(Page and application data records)
══════════

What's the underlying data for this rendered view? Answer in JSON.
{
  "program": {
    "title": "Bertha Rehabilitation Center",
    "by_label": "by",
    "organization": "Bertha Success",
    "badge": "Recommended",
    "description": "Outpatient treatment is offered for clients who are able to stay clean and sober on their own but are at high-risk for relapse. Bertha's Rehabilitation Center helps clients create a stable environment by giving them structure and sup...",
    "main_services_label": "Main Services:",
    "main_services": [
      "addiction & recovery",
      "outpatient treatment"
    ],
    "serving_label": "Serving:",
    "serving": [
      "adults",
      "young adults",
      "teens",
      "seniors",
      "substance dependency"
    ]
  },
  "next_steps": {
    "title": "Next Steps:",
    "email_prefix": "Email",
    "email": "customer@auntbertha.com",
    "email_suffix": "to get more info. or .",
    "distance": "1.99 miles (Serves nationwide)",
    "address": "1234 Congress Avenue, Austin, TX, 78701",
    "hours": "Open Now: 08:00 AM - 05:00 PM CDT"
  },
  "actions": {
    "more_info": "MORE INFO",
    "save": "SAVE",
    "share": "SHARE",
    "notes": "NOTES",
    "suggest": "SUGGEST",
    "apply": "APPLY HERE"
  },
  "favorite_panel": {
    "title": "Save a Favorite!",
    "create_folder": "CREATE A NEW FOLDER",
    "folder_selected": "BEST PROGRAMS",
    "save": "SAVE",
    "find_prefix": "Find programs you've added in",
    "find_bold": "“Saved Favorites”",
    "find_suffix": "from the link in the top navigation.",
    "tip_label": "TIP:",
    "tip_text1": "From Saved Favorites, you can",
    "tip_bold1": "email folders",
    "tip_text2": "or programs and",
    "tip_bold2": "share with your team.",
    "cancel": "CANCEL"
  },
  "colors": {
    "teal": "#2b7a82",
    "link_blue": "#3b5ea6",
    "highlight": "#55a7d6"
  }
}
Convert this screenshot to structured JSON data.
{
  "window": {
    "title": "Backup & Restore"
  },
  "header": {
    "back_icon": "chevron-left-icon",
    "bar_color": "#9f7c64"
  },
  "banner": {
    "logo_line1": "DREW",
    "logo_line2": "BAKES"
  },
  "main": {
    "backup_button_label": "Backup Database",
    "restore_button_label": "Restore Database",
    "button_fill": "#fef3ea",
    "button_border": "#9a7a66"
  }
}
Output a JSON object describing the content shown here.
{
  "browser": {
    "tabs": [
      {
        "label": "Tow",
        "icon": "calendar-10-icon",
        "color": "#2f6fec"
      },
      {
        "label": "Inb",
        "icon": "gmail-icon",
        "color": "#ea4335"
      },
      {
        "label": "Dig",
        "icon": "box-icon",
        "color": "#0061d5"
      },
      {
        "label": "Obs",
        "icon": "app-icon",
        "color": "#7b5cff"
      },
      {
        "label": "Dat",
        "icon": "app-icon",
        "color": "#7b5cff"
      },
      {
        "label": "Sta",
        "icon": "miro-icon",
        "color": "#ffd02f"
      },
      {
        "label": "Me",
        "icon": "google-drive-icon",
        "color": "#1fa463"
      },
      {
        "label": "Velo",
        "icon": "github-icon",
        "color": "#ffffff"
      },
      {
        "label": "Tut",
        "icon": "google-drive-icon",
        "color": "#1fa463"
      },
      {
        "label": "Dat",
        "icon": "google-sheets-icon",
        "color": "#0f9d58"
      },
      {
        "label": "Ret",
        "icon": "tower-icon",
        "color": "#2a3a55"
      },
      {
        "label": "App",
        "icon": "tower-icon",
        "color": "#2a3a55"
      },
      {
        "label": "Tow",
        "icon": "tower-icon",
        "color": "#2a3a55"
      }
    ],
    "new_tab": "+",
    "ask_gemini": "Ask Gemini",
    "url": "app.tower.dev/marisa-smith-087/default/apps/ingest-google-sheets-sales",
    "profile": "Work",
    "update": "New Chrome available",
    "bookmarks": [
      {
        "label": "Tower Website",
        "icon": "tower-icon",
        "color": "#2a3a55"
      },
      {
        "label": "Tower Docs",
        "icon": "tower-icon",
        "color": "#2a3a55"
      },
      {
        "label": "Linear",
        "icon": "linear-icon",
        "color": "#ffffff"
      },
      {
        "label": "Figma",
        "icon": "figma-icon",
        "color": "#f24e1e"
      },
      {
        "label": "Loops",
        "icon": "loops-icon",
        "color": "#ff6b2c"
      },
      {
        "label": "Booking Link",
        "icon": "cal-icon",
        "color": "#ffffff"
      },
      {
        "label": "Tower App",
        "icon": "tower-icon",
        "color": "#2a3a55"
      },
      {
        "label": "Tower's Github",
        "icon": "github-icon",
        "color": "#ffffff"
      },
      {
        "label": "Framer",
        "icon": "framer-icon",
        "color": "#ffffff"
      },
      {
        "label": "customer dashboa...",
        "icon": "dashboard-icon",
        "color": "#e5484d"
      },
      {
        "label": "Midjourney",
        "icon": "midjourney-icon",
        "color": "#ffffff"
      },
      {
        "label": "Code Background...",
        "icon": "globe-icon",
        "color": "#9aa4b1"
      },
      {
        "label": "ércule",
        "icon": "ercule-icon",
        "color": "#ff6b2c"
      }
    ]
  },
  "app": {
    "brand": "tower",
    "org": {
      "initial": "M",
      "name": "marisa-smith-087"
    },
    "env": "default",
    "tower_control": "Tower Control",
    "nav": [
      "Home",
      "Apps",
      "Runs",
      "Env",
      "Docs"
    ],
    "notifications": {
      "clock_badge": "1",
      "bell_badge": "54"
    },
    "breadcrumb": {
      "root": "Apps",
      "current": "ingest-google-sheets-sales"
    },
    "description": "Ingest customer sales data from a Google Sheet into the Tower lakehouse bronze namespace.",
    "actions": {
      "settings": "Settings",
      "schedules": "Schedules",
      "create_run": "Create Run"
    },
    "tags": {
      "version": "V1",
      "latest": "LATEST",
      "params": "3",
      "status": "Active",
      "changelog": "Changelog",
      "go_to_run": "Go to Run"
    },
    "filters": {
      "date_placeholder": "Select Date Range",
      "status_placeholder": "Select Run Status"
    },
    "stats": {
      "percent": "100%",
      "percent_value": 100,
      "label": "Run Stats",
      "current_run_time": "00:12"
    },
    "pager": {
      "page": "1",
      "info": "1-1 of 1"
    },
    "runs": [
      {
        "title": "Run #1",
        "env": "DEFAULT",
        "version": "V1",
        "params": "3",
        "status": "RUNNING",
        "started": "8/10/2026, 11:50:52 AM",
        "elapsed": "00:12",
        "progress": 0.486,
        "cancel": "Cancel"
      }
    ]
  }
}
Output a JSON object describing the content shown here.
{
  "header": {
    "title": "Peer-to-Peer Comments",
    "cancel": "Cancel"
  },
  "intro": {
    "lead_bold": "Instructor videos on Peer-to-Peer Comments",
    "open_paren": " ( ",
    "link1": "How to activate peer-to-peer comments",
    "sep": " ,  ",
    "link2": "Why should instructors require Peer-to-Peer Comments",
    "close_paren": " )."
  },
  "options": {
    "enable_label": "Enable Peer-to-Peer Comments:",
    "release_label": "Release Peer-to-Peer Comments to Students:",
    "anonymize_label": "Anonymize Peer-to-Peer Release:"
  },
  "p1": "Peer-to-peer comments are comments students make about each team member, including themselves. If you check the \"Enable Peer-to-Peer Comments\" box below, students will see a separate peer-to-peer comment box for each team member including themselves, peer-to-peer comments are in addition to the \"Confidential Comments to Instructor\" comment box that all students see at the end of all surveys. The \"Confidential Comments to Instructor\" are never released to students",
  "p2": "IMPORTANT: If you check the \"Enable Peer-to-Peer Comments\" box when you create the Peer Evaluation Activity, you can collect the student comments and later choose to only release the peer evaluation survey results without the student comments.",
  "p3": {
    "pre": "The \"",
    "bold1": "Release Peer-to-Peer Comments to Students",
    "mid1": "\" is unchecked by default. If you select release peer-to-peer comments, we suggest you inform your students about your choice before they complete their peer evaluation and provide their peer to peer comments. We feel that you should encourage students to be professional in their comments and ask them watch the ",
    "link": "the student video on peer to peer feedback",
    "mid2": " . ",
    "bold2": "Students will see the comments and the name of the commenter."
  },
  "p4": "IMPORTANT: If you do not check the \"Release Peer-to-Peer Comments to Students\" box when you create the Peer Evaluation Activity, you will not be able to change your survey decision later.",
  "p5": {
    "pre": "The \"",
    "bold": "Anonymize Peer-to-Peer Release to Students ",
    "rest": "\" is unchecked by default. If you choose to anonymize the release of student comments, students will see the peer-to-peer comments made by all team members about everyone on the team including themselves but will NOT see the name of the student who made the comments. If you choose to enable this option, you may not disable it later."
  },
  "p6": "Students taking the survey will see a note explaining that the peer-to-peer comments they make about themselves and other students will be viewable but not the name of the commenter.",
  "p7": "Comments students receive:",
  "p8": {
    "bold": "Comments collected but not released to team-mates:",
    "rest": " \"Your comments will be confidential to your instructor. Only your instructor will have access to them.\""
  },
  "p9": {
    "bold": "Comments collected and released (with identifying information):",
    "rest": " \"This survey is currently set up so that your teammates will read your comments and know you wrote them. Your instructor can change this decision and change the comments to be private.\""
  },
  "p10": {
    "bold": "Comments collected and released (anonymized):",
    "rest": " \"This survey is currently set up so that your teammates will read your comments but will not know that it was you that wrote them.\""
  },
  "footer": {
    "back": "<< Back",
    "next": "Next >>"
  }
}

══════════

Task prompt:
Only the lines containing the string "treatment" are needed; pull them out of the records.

Solution:
    "description": "Outpatient treatment is offered for clients who are able to stay clean and sober on their own but are at high-risk for relapse. Bertha's Rehabilitation Center helps clients create a stable environment by giving them structure and sup...",
      "outpatient treatment"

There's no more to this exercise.